Nicole graduated with a Master in Music degree in Composition from The Boston Conservatory where she studied with Marti Epstein and John Murphree, and clarinet with Michael Norsworthy. She received a Bachelor of Music degree from Montclair State University where she double-majored in Music Education and Music Theory & Composition. She studied clarinet with Dennis Smylie and David Singer, and composition with Joshua Groffman, Scott Richards, and Patrick Burns. Currently, Nicole is enrolled in the Master in Music degree in Multiple Woodwind Performance at New Jersey City University where she studies flute, clarinet, saxophone, and bassoon with Mark Thrasher and Andrea Herr.

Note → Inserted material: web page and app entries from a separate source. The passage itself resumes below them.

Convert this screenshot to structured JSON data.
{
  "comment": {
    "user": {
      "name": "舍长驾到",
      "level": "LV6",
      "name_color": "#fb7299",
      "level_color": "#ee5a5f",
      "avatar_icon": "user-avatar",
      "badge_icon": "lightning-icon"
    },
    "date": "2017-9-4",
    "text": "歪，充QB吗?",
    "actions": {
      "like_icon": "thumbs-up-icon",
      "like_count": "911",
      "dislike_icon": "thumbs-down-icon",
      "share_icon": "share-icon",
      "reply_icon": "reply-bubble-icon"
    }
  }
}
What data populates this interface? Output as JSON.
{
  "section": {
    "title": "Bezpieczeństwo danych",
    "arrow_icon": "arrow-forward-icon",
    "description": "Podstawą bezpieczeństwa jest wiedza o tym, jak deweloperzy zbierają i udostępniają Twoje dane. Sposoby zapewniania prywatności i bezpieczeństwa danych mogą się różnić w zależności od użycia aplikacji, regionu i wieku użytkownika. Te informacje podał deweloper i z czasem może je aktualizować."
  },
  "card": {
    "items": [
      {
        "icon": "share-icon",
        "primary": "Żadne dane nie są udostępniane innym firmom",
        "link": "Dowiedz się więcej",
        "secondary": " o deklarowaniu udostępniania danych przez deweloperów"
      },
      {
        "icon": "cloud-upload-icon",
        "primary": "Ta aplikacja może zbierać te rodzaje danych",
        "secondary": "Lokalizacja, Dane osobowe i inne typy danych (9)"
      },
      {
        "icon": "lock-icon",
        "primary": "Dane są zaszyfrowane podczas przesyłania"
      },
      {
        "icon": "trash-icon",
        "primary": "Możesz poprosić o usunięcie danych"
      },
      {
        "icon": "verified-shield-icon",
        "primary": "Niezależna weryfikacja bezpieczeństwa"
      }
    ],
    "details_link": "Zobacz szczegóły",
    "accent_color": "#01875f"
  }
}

Stanford Thompson is a musician and educator who serves as the Founder and Executive Director of Play On Philly and founding member of El Sistema USA and the National Instrumentalist Mentoring and Advancement Network. Recognized as a TED Fellow, Stanford believes that music education is a powerful tool for positive personal and community change. Mr. Thompson serves on the faculty of the Global Leaders Program and regularly presents at major universities and music conservatories about leadership, entrepreneurship and social justice. As a consultant, he has guided the development of dozens of music programs across the United States and collaborated with major orchestras, higher education institutions, and arts organizations to develop new strategies and initiatives that help provide equitable access to the arts. As a professional trumpeter, Stanford has performed as a soloist and member with major orchestras around the world and continues to perform throughout the Philadelphia region. Stanford is a native of Atlanta, GA, a graduate of the Atlanta Symphony Orchestra’s Talent Development Program and holds degrees from The Curtis Institute of Music and the New England Conservatory’s Sistema Fellows Program.